The Camino pt. 2: The Way Unfolds
By nature, I am not a morning person, but on the camino, I let myself follow my instincts. Many days, those instincts woke me at sunrise or slightly thereafter, my heart pulling me back to the path; I quickly became addicted to the meditation of walking. Despite the fact that most pilgrims typically start out in the mornings, I rarely saw another soul for the first few hours.
On the way, I find peace in my own company, and watch, intrigued as I unfold, unfettered by the expectations of day-to-day life.
As I walked, I was present with my thoughts in a way that I rarely am at home in Canada. On my commutes or in my neighbourhood, I typically have some kind of music playing; I love having a soundtrack to my life. On the camino, however, I only turned to music on my first day, as I trudged through the rain and took an accidental 6km detour, bringing me to 39km as I just started out. Every other day, I embraced the symphony of my surroundings.
I listen to the music of the streams, cutting through the woods, the call and response of the birds as they play, the sound of the breeze rustling the trees, the beating of my heart as it whispers quiet truths.
The lack of earbuds also meant that I was open to connection with other pilgrims who crossed my path. One of my fears before embarking on this trip was that I wouldn’t end up meeting people or making friends, especially because I wasn’t staying at the typical pilgrim’s hostels. Fortunately, this wasn’t a problem. They say on the camino, you never walk alone, and I found this to be true. On my first day, when I got a little lost while walking in the rain, another pilgrim appeared, and while we didn’t share a common language, he helped me navigate the path back to the coast, and I was immensely grateful to not be alone in my anxiety.
Lost in the rain, only ten kilometers into my walk, I find connection without language. Kindness knows no country.
On my second day of walking, I awoke to a stunning blue sky and spectacular views as I followed the river out of Vila do Condo. I was a little nervous as I was taking a route that wasn’t well marked, in order to connect to the central route from the coast.
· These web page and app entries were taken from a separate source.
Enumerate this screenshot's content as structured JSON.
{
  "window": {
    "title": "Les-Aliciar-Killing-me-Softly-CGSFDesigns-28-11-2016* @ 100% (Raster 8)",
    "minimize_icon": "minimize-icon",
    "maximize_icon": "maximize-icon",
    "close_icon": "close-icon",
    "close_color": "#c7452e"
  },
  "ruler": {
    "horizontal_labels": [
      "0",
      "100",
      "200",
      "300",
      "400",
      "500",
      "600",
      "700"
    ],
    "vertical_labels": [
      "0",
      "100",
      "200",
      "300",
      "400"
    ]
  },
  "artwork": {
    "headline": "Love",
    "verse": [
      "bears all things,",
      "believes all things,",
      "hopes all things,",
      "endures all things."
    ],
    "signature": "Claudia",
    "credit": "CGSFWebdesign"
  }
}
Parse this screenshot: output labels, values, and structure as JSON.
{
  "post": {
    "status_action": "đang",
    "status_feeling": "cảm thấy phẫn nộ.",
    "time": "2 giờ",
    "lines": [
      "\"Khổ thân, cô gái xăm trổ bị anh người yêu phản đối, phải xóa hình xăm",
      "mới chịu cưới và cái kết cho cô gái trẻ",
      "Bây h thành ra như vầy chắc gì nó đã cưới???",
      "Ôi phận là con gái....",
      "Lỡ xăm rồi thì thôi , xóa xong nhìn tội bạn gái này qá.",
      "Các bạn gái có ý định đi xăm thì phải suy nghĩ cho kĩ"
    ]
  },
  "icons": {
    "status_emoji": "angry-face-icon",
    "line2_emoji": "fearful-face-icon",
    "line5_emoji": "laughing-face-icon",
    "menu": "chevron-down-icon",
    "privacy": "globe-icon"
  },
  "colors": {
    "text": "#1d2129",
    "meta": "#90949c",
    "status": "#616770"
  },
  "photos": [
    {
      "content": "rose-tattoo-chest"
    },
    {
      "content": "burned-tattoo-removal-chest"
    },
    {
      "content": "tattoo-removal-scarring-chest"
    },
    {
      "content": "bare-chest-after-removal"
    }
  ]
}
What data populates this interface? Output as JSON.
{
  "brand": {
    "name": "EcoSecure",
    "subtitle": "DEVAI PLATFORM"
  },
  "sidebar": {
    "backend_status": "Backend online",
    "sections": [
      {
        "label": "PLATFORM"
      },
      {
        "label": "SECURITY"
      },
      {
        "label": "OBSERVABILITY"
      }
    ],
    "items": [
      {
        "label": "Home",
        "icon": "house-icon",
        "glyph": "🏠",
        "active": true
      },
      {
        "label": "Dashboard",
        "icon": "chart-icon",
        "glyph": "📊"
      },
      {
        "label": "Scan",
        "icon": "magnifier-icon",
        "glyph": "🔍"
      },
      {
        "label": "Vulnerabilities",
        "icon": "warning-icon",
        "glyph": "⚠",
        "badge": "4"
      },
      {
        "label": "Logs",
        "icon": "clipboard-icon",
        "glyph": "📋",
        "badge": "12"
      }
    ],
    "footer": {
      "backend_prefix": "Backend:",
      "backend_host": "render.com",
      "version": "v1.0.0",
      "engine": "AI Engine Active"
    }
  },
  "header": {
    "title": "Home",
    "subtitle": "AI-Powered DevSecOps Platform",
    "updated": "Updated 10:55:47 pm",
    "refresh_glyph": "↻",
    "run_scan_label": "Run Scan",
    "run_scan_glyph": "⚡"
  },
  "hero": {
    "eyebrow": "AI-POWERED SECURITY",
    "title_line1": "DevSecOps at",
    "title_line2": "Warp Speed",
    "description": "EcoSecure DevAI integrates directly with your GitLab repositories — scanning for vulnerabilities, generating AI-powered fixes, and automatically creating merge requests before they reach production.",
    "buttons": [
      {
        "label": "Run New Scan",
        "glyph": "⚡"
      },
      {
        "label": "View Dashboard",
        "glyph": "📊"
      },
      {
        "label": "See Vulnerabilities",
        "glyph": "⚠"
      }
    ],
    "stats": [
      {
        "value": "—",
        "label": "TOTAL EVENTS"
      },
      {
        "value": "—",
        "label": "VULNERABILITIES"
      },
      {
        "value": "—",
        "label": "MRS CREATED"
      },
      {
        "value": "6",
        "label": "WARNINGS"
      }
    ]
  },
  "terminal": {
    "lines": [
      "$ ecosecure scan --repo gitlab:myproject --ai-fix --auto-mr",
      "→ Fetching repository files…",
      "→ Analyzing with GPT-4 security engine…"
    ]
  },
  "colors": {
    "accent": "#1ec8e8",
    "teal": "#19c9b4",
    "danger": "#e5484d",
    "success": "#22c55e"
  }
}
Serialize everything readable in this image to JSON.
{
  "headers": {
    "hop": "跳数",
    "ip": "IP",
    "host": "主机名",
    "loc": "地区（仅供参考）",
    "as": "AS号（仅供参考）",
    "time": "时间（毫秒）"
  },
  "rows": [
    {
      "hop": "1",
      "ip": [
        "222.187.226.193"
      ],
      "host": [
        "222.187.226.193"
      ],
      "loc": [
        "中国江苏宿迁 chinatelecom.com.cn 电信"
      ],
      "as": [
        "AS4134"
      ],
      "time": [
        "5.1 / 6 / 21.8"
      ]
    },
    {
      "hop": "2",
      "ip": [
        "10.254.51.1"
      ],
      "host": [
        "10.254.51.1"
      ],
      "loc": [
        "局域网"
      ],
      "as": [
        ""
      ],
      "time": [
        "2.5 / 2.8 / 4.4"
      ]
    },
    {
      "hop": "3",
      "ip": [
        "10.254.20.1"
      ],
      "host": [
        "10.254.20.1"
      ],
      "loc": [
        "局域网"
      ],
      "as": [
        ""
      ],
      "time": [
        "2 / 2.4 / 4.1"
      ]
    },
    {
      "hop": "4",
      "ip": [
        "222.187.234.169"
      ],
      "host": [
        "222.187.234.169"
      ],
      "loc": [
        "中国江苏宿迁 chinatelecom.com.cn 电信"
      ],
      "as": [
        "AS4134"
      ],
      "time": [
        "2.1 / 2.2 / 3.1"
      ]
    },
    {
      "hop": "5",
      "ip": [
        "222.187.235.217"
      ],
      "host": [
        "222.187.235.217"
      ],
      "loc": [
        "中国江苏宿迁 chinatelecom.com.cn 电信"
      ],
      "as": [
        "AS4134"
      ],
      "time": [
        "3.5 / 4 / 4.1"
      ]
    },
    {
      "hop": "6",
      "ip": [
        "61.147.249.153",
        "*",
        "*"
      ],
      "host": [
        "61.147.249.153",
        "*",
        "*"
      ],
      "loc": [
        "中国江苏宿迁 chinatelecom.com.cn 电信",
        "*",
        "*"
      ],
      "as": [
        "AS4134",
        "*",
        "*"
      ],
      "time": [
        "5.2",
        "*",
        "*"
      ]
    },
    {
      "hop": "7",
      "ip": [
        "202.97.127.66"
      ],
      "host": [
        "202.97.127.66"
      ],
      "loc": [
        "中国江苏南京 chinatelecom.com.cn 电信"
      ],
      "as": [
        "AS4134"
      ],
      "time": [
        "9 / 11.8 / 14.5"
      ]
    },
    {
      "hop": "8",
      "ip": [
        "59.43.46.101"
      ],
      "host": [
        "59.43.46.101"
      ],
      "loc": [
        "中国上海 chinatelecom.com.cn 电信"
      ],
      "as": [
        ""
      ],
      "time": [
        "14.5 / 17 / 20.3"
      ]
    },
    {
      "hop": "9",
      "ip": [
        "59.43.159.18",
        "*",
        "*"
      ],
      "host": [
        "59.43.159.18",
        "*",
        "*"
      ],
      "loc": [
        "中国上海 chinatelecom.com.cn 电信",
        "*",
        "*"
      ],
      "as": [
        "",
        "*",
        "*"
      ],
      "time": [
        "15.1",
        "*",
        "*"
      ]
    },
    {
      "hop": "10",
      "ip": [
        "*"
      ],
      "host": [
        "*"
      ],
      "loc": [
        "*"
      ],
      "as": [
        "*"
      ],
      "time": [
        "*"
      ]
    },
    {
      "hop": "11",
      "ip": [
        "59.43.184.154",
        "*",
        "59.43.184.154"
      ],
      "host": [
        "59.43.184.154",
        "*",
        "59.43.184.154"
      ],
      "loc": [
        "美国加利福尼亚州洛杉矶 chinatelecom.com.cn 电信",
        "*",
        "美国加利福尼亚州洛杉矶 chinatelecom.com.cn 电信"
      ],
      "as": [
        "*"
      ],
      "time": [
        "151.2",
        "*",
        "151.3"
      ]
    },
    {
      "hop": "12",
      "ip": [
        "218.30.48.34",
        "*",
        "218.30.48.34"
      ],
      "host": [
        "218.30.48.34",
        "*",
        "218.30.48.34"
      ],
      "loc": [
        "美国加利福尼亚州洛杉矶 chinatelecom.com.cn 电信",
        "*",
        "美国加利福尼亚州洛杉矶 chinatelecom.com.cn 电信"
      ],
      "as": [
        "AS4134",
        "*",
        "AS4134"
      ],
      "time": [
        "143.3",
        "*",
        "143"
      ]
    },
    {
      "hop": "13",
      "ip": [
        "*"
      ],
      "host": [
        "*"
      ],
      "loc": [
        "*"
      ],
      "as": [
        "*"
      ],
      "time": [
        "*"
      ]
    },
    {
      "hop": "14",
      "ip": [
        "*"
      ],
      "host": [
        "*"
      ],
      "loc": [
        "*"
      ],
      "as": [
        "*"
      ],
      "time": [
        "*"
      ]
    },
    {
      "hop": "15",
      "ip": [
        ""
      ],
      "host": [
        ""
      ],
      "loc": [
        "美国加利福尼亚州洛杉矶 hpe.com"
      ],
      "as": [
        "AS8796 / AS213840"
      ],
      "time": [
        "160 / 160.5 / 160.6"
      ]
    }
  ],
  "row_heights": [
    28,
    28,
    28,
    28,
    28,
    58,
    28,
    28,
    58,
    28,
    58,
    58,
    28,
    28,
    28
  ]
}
After a few peaceful hours when I hacked the route alone, I cut off the path to take a photo of a beautiful archway I’d spotted when another pilgrim appeared. Her name was Anke, and she became my closest camino friend. We were both a little nervous about getting lost on the unmarked route, and without discussing it, we fell into an easy step together. After a few hours, we stopped for a rest when we spotted a beautiful eucalyptus grove, which became one of the most enchanting scents of my journey. I spread out my poncho for us to rest in the grass, and we didn’t notice a dark cloud approaching from behind. Before long, the rain was softly falling.
There is a magic found in new friends, as we laugh, resting in the rain, stepping outside of convention. “Most people lie in the sun,” Anke says, “but we lie in the rain.”
Anke and I parted ways before either of us felt ready to, but I had a hotel booked, and Anke’s feet had called it a day. Fortunately, our paths were fated to cross again, several times. I also met many other incredible, inspiring people on the way. The most amazing thing to me was how quick everyone was to help one another and provide support. From sharing food, to medication, to blister plasters, to advice, there was a sense that we were all in this together. I made connections with people from Germany, Denmark, Russia, The Netherlands, the Czech Republic, and more. On the camino, everyone walks for different reasons, but the sense that we were all on the same wavelength meant that we had insightful, enriching conversations that went far beyond small talk.
As Joan, Martyn and I cut through the woods, we pass waterfalls, rivers, and fields of wildflowers. I embrace their lessons of seeking and finding, and walk further into the remembering of who I am.
As the days passed on the camino, time slowed, and my concept of distance shifted. On my journey I walked through wild weather, rain, hail, and thunderstorms. But I found, to my surprise, it didn’t dampen my joy. As I cut through misty woods alongside meandering rivers and ancient roman bridges, through arches made of jasmine, alongside stunning coastlines, I found beauty in every moment. Despite the struggles of my body, the pain in my feet, shoulders and hips, I found a deep peace that I didn’t anticipate.
In a eucalyptus grove, on a quiet dirt path, well-worn with age and the footfall of millions, I breathe deeply, walk slowly, and weave a small thread of my own history into the tapestry of the Way.